(Beginning of Data for processing)

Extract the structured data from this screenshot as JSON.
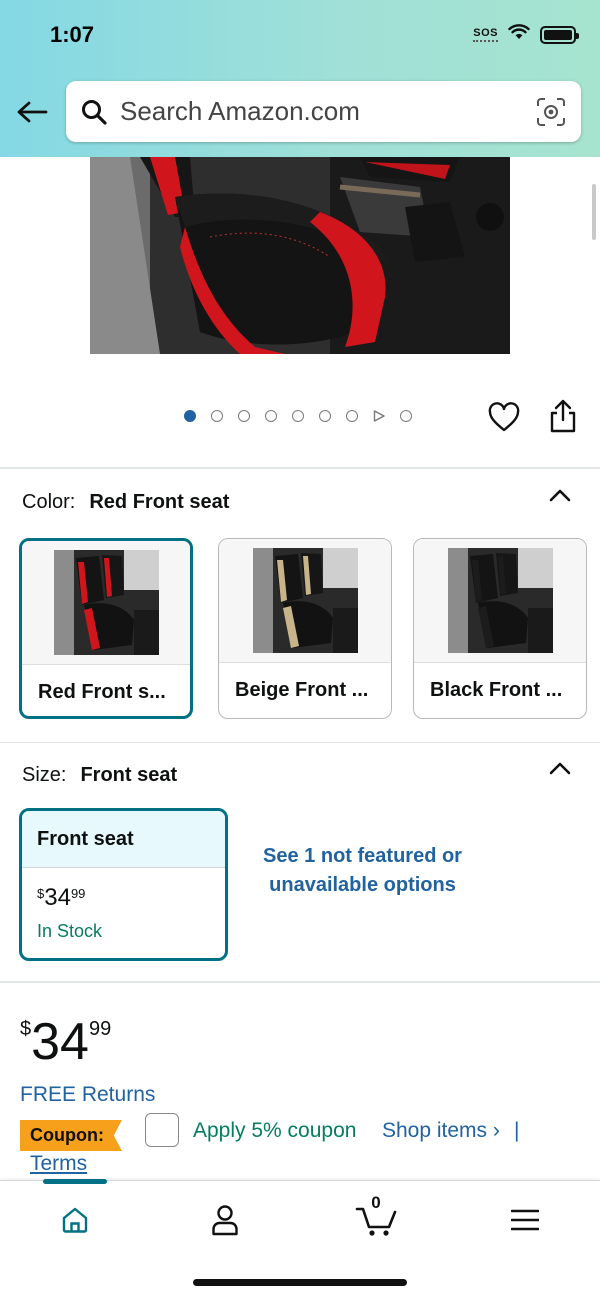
{
  "status_bar": {
    "time": "1:07",
    "sos": "SOS"
  },
  "search": {
    "placeholder": "Search Amazon.com"
  },
  "color_section": {
    "label": "Color:",
    "selected": "Red Front seat",
    "options": [
      {
        "name": "Red Front s...",
        "accent": "#d0161c",
        "selected": true
      },
      {
        "name": "Beige Front ...",
        "accent": "#c8b48a",
        "selected": false
      },
      {
        "name": "Black Front ...",
        "accent": "#1c1c1c",
        "selected": false
      }
    ]
  },
  "size_section": {
    "label": "Size:",
    "selected": "Front seat",
    "option": {
      "name": "Front seat",
      "currency": "$",
      "whole": "34",
      "fraction": "99",
      "stock": "In Stock"
    },
    "see_more": "See 1 not featured or unavailable options"
  },
  "price": {
    "currency": "$",
    "whole": "34",
    "fraction": "99"
  },
  "free_returns": "FREE Returns",
  "coupon": {
    "badge": "Coupon:",
    "apply_text": "Apply 5% coupon",
    "shop_items": "Shop items ›",
    "separator": "|",
    "terms": "Terms"
  },
  "image_carousel": {
    "total_images": 9,
    "active_index": 0,
    "video_index": 7
  },
  "bottom_nav": {
    "cart_count": "0"
  },
  "colors": {
    "accent_teal": "#007185",
    "link_blue": "#2162a1",
    "stock_green": "#067d62",
    "coupon_orange": "#f7a01c"
  }
}
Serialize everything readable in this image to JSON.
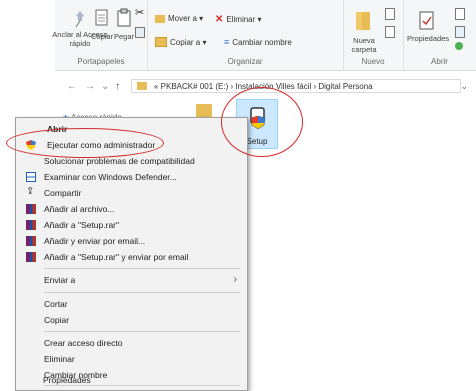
{
  "ribbon": {
    "clipboard": {
      "pin_label": "Anclar al Acceso rápido",
      "copy_label": "Copiar",
      "paste_label": "Pegar",
      "group_label": "Portapapeles"
    },
    "organize": {
      "move_label": "Mover a ▾",
      "delete_label": "Eliminar ▾",
      "copy_to_label": "Copiar a ▾",
      "rename_label": "Cambiar nombre",
      "group_label": "Organizar"
    },
    "new": {
      "new_folder_label": "Nueva carpeta",
      "group_label": "Nuevo"
    },
    "open": {
      "properties_label": "Propiedades",
      "group_label": "Abrir"
    }
  },
  "address": {
    "back": "←",
    "forward": "→",
    "recent": "⌄",
    "up": "↑",
    "path": "«  PKBACK# 001 (E:)  ›  Instalación Villes fácil  ›  Digital Persona",
    "chevron": "⌄"
  },
  "sidebar": {
    "quick_access": "Acceso rápido"
  },
  "files": {
    "setup_label": "Setup"
  },
  "context_menu": {
    "items": [
      {
        "label": "Abrir"
      },
      {
        "label": "Ejecutar como administrador"
      },
      {
        "label": "Solucionar problemas de compatibilidad"
      },
      {
        "label": "Examinar con Windows Defender..."
      },
      {
        "label": "Compartir"
      },
      {
        "label": "Añadir al archivo..."
      },
      {
        "label": "Añadir a \"Setup.rar\""
      },
      {
        "label": "Añadir y enviar por email..."
      },
      {
        "label": "Añadir a \"Setup.rar\" y enviar por email"
      },
      {
        "label": "Enviar a"
      },
      {
        "label": "Cortar"
      },
      {
        "label": "Copiar"
      },
      {
        "label": "Crear acceso directo"
      },
      {
        "label": "Eliminar"
      },
      {
        "label": "Cambiar nombre"
      },
      {
        "label": "Propiedades"
      }
    ],
    "submenu_arrow": "›"
  },
  "colors": {
    "annotation": "#d62a2a",
    "selection": "#cce8ff",
    "menu_bg": "#f2f2f2"
  }
}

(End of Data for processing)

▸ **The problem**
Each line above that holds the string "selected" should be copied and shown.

▸ **Response for this exercise**
    "selected": "Red Front seat",
        "selected": true
        "selected": false
        "selected": false
    "selected": "Front seat",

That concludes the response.